▸ EXERCISE BRIEF
All lines in the records below with the word "jpeg" must be returned.

Page and application data records:
----

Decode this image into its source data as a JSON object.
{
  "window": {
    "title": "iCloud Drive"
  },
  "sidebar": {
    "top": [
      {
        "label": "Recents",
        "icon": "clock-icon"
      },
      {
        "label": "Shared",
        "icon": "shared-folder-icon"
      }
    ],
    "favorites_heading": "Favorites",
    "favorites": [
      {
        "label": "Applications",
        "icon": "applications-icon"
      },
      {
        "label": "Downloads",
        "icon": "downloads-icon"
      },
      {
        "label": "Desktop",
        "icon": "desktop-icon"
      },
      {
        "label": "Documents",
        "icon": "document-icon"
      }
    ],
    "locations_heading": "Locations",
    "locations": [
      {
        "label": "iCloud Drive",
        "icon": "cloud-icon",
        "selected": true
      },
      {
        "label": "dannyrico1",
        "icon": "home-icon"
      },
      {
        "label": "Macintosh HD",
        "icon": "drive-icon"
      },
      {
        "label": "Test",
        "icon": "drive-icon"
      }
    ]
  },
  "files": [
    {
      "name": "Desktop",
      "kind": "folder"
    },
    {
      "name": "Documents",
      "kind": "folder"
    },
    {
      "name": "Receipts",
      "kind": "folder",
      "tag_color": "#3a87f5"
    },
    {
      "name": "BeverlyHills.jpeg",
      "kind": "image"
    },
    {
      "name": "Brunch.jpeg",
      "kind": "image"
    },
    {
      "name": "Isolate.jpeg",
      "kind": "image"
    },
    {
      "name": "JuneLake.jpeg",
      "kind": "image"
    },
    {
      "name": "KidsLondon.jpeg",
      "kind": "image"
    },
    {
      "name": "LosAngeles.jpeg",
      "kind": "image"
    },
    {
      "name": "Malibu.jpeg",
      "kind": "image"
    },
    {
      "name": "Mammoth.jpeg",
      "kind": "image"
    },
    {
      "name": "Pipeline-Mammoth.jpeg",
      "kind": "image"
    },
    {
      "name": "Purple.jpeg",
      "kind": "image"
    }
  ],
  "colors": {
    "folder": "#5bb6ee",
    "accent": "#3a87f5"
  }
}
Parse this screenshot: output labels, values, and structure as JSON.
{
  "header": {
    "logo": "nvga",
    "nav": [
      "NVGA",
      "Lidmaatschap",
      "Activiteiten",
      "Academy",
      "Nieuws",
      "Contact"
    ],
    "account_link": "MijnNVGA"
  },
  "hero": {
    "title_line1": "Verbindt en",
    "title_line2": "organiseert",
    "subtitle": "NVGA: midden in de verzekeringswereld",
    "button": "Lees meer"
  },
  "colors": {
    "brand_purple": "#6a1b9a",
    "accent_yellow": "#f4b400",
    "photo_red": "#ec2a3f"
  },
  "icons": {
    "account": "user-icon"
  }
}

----

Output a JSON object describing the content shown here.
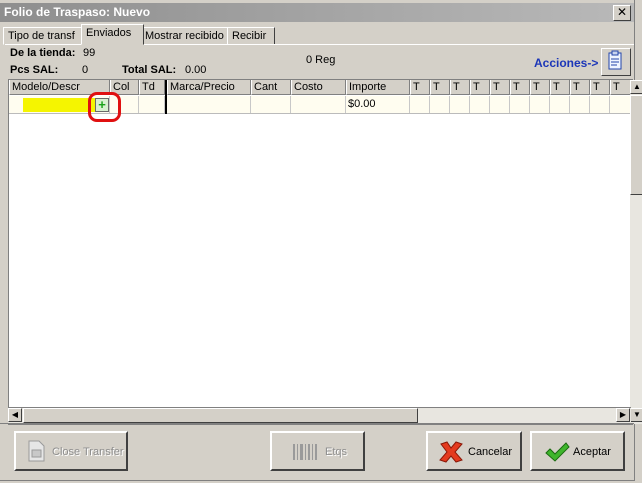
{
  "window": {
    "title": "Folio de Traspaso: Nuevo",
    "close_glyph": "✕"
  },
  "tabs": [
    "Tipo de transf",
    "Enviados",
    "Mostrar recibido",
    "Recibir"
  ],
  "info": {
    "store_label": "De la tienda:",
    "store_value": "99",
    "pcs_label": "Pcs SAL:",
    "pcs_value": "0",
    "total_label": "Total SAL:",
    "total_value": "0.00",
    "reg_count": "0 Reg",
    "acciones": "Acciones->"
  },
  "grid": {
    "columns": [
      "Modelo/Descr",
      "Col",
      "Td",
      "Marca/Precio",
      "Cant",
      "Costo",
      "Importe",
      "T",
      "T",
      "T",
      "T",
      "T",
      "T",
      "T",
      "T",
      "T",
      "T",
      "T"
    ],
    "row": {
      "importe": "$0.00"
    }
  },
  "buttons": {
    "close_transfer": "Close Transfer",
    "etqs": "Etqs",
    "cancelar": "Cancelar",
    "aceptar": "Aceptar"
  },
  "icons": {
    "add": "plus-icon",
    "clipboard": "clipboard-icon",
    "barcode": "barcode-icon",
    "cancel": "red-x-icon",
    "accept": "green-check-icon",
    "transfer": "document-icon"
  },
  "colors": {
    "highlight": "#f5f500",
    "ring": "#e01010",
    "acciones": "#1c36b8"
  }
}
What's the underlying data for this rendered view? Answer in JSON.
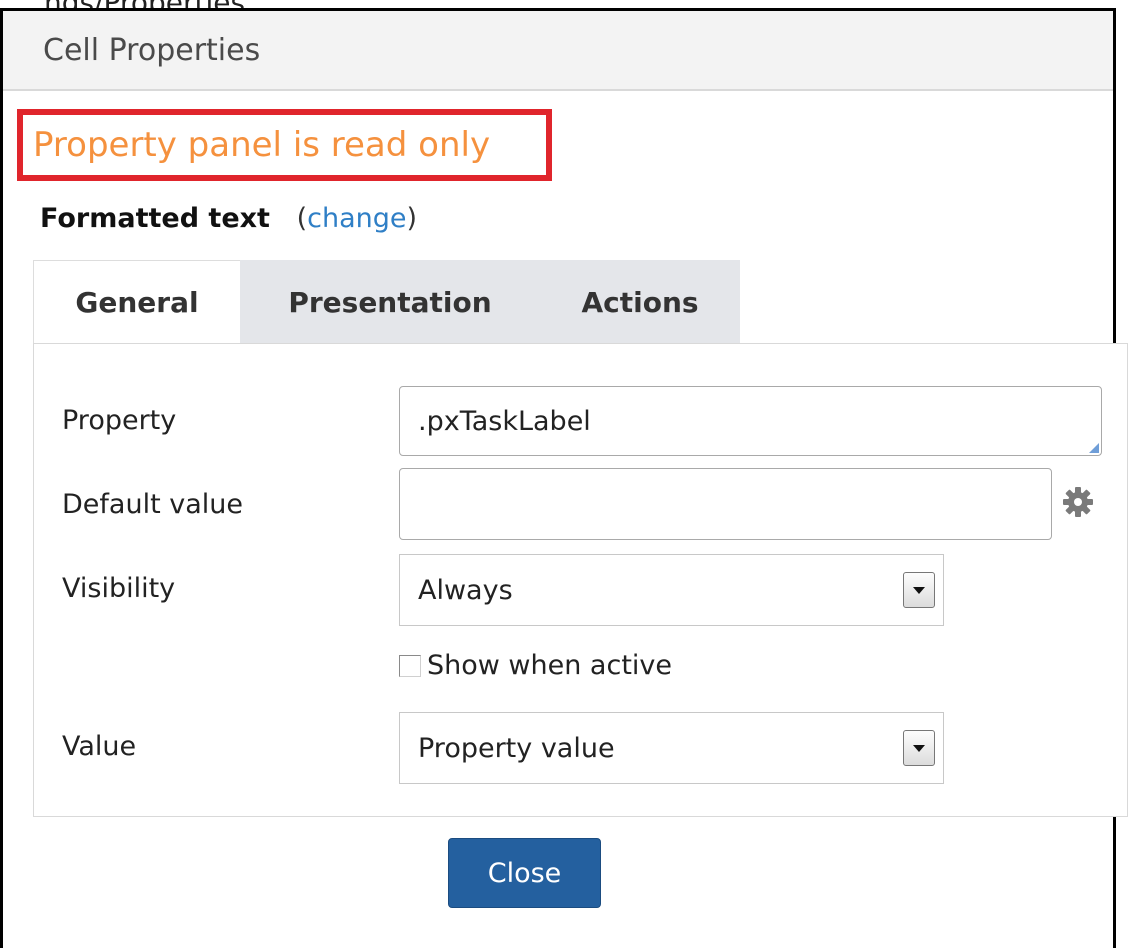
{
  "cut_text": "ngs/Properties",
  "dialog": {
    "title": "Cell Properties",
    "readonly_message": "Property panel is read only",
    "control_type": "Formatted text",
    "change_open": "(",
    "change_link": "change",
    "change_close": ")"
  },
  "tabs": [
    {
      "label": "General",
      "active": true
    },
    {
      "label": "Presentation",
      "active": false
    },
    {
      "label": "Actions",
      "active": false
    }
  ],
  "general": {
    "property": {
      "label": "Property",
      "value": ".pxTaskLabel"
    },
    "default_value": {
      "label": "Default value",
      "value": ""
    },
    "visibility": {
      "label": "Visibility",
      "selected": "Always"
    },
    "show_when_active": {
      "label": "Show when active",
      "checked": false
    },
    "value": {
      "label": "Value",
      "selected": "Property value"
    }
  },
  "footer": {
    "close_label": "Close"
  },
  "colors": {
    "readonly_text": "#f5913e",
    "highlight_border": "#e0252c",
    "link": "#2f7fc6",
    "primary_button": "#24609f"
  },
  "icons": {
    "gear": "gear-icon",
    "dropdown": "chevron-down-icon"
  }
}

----

▸ WRITTEN RESPONSE
      "name": "BeverlyHills.jpeg",
      "name": "Brunch.jpeg",
      "name": "Isolate.jpeg",
      "name": "JuneLake.jpeg",
      "name": "KidsLondon.jpeg",
      "name": "LosAngeles.jpeg",
      "name": "Malibu.jpeg",
      "name": "Mammoth.jpeg",
      "name": "Pipeline-Mammoth.jpeg",
      "name": "Purple.jpeg",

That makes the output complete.